* **WORK ITEM**
Look through the lines below, find those with the word "Lumetri", and copy them.

-- Opening Marker --

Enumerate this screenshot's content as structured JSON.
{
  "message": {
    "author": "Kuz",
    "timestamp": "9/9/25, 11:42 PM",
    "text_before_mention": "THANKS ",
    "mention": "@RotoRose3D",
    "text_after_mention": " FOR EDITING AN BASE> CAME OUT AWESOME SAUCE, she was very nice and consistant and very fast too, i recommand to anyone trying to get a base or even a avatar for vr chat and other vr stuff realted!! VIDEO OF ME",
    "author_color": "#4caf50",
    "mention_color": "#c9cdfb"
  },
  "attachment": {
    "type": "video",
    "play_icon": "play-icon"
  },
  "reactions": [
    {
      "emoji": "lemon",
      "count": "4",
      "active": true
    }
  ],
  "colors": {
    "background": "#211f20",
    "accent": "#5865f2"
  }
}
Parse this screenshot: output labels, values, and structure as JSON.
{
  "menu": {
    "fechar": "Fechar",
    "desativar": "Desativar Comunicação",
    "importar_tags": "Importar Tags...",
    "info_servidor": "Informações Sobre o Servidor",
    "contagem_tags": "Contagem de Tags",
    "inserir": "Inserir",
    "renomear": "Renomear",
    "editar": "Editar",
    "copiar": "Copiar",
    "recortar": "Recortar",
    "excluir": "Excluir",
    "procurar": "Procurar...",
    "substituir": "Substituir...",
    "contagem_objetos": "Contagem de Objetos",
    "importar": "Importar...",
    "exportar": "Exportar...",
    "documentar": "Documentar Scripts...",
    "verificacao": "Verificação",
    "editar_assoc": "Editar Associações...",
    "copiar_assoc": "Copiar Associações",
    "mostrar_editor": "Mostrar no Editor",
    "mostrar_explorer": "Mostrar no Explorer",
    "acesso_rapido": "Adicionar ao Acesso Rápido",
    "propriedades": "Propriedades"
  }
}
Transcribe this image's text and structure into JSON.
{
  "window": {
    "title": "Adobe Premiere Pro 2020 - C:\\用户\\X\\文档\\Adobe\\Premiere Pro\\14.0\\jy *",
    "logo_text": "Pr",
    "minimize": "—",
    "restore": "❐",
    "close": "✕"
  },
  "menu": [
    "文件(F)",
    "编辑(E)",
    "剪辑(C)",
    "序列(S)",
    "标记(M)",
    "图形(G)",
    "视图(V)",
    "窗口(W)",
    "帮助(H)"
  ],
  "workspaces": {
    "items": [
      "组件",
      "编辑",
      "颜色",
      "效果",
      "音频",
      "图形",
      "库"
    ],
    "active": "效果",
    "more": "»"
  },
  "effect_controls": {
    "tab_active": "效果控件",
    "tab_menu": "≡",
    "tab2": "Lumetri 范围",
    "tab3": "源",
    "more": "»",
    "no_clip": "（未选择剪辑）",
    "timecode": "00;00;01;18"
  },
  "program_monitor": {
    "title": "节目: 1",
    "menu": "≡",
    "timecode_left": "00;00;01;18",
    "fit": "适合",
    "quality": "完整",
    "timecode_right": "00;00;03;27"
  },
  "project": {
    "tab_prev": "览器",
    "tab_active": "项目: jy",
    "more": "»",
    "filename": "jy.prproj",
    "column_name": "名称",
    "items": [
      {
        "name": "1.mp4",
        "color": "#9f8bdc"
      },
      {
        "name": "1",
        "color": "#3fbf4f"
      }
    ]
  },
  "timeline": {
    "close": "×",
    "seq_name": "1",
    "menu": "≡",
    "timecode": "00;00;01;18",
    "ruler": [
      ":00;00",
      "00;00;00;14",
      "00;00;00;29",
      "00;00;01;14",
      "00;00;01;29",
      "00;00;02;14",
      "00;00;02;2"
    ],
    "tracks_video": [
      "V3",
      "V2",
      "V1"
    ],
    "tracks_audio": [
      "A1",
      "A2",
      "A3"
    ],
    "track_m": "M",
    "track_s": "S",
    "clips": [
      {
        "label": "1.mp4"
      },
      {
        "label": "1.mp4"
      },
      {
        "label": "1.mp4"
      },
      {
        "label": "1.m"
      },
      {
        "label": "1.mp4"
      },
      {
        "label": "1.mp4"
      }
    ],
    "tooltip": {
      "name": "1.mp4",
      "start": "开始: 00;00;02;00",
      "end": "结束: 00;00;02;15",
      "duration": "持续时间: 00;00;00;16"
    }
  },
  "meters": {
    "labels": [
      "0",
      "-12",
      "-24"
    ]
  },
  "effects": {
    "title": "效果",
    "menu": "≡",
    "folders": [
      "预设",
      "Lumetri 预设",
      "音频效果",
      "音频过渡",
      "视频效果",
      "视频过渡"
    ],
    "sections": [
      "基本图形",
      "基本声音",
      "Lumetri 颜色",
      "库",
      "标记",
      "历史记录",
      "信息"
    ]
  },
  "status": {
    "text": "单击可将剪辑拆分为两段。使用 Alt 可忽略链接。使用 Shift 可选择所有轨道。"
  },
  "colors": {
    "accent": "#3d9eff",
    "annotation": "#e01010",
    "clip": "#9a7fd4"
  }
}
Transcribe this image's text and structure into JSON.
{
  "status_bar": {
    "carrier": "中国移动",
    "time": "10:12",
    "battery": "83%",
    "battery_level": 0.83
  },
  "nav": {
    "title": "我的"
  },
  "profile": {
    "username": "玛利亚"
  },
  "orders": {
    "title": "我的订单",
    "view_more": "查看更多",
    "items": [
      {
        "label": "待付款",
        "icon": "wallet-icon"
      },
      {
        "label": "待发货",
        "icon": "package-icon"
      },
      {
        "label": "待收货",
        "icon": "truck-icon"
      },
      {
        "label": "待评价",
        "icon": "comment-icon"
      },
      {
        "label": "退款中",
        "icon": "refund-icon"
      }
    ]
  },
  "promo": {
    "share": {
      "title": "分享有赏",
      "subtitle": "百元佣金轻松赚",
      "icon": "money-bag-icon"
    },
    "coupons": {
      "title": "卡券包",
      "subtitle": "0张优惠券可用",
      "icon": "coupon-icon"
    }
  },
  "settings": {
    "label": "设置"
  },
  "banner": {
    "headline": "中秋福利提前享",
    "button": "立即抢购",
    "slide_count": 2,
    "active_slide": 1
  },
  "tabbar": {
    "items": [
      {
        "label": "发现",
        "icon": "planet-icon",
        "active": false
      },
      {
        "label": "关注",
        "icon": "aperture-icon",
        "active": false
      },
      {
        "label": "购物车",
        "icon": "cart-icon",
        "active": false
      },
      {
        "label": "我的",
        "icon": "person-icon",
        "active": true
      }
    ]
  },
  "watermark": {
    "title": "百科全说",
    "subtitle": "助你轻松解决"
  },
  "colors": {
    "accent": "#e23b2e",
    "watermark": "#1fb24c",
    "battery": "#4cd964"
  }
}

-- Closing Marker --

* **EXERCISE SOLUTION**
    "tab2": "Lumetri 范围",
      "Lumetri 预设",
      "Lumetri 颜色",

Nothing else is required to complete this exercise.